** EXERCISE DETAILS **
Where does the word "Journalier" occur in the data below? Copy each line that holds it.

═══ EXERCISE MATERIAL ═══

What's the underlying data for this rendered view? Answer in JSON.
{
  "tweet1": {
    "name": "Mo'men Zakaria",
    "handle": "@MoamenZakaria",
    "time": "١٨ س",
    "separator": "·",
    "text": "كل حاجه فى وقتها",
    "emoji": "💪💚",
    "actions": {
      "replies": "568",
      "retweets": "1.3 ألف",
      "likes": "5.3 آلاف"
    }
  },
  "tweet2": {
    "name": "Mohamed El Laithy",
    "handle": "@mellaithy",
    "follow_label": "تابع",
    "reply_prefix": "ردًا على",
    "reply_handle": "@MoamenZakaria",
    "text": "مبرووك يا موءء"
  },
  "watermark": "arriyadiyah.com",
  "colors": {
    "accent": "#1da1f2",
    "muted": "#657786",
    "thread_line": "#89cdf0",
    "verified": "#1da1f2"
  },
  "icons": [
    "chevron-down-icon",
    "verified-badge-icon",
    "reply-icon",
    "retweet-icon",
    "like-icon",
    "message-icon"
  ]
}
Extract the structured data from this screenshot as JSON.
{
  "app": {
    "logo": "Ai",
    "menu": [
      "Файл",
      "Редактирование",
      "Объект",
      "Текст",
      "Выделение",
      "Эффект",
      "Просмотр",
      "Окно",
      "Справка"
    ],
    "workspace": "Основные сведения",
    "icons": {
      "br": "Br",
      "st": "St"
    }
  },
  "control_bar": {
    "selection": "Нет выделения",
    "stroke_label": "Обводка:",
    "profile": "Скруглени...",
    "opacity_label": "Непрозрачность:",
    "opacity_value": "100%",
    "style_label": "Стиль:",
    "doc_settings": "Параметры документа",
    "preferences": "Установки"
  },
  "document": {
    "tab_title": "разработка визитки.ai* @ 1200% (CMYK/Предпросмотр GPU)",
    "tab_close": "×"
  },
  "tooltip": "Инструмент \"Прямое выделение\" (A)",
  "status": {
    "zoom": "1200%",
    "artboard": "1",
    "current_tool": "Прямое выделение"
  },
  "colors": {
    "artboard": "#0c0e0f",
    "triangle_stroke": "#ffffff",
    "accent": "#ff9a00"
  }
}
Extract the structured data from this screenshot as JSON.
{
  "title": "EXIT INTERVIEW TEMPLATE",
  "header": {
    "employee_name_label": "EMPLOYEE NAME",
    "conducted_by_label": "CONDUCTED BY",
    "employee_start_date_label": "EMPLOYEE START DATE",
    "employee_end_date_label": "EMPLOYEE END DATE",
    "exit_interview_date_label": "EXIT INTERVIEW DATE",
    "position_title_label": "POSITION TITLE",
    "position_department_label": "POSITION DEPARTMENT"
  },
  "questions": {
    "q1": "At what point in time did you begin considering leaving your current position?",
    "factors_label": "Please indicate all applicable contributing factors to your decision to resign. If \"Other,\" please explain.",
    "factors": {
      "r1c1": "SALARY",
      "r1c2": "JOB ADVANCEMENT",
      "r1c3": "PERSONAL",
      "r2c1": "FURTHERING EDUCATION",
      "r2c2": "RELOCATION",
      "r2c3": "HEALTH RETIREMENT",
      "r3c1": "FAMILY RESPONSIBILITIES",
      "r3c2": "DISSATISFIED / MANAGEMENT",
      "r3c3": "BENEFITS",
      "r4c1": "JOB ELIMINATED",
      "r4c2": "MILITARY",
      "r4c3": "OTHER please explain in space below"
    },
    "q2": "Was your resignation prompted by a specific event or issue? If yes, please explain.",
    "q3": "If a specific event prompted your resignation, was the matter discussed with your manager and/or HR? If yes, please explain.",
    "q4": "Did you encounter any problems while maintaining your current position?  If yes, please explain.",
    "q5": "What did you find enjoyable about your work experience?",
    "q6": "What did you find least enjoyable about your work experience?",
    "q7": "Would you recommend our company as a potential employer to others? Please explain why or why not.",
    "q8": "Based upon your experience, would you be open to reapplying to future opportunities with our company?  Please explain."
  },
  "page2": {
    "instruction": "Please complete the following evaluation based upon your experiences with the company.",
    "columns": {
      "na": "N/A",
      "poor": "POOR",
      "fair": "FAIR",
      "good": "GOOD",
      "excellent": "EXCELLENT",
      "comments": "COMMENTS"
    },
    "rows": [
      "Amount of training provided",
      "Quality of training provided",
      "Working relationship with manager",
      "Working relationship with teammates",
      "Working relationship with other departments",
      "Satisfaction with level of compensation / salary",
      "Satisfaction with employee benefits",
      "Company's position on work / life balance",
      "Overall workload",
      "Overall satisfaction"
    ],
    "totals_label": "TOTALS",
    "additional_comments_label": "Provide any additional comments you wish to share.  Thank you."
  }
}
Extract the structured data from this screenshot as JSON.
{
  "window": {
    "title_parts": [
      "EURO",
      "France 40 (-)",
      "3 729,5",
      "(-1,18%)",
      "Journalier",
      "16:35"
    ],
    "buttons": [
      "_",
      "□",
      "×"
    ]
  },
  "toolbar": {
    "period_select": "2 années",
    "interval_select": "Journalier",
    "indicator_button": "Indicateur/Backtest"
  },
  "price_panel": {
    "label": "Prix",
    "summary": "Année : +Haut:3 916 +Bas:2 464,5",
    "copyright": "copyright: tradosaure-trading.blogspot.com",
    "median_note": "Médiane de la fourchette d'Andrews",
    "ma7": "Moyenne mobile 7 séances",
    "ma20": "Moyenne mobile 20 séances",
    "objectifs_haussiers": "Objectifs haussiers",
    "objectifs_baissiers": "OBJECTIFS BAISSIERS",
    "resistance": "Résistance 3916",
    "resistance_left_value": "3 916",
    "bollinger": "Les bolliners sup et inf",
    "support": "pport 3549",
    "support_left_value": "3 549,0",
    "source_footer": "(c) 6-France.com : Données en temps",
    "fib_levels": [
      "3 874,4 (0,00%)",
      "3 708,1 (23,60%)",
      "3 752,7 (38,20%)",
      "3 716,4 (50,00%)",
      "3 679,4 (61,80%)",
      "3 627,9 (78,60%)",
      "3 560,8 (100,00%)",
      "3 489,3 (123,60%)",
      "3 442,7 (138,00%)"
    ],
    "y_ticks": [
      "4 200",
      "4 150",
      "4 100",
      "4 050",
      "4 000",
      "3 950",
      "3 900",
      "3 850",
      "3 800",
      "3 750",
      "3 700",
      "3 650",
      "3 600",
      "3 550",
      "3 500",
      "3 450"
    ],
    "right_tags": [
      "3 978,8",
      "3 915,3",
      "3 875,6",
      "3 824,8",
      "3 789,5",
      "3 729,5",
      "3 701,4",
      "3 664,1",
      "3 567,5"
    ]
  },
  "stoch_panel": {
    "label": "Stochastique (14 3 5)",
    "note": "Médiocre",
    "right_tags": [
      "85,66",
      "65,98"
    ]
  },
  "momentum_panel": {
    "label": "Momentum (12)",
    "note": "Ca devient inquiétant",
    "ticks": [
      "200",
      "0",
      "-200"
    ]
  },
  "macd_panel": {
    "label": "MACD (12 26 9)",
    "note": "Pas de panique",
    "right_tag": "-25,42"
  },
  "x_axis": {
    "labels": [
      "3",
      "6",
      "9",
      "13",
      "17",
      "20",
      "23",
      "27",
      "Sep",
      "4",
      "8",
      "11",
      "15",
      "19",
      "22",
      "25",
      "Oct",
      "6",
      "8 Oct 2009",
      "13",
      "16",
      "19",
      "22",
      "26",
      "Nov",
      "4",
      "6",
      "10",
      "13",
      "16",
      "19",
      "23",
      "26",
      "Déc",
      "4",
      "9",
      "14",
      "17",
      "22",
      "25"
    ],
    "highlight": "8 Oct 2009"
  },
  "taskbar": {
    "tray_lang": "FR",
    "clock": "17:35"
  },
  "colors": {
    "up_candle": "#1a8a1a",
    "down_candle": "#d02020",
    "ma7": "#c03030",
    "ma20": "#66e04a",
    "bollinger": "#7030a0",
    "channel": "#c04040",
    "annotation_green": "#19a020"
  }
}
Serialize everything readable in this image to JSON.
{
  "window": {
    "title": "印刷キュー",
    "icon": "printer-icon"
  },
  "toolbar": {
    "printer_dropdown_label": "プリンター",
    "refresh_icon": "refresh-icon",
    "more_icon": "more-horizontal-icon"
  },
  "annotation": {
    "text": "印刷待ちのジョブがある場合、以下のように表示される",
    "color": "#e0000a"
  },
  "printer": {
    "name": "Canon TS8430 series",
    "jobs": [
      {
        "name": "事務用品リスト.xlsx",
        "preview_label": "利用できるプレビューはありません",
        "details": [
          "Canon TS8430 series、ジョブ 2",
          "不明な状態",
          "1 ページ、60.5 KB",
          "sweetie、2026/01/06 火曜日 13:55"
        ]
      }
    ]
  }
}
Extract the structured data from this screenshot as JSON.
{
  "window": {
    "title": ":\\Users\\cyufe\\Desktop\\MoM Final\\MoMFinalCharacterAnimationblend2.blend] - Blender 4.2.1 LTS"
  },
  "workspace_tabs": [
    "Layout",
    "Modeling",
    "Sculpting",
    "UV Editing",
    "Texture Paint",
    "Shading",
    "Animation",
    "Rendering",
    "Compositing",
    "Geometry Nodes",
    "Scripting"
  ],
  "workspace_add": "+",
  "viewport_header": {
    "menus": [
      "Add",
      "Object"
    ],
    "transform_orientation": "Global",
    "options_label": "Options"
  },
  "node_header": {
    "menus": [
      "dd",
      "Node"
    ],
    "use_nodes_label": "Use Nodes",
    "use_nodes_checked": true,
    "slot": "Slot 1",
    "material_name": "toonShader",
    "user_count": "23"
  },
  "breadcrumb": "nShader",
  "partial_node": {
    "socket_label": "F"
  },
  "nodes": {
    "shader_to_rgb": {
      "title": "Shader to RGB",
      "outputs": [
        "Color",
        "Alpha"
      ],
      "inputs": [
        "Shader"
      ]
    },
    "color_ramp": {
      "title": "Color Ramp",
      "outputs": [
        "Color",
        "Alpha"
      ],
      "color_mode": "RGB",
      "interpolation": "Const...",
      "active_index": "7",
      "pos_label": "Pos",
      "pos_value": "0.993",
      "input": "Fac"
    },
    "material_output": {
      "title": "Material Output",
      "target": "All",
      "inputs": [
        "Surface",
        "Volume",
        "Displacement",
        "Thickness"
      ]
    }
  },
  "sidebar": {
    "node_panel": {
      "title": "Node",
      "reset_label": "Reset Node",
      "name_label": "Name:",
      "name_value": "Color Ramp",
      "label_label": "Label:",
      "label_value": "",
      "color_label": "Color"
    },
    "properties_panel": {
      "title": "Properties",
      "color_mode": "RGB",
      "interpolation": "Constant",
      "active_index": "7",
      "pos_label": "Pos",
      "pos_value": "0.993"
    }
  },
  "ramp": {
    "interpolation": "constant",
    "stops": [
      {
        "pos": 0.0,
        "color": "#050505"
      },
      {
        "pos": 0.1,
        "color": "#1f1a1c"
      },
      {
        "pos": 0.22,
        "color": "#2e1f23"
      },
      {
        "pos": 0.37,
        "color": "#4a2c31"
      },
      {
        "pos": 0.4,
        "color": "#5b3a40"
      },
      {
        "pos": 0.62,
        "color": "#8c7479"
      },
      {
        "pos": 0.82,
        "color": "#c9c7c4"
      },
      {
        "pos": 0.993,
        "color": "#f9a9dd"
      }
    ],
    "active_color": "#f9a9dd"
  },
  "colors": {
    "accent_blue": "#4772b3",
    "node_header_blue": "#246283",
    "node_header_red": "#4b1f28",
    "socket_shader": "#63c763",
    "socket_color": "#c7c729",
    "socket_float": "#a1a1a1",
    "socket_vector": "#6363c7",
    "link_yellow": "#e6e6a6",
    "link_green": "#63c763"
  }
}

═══

** EXERCISE RESPONSE **
      "Journalier",
    "interval_select": "Journalier",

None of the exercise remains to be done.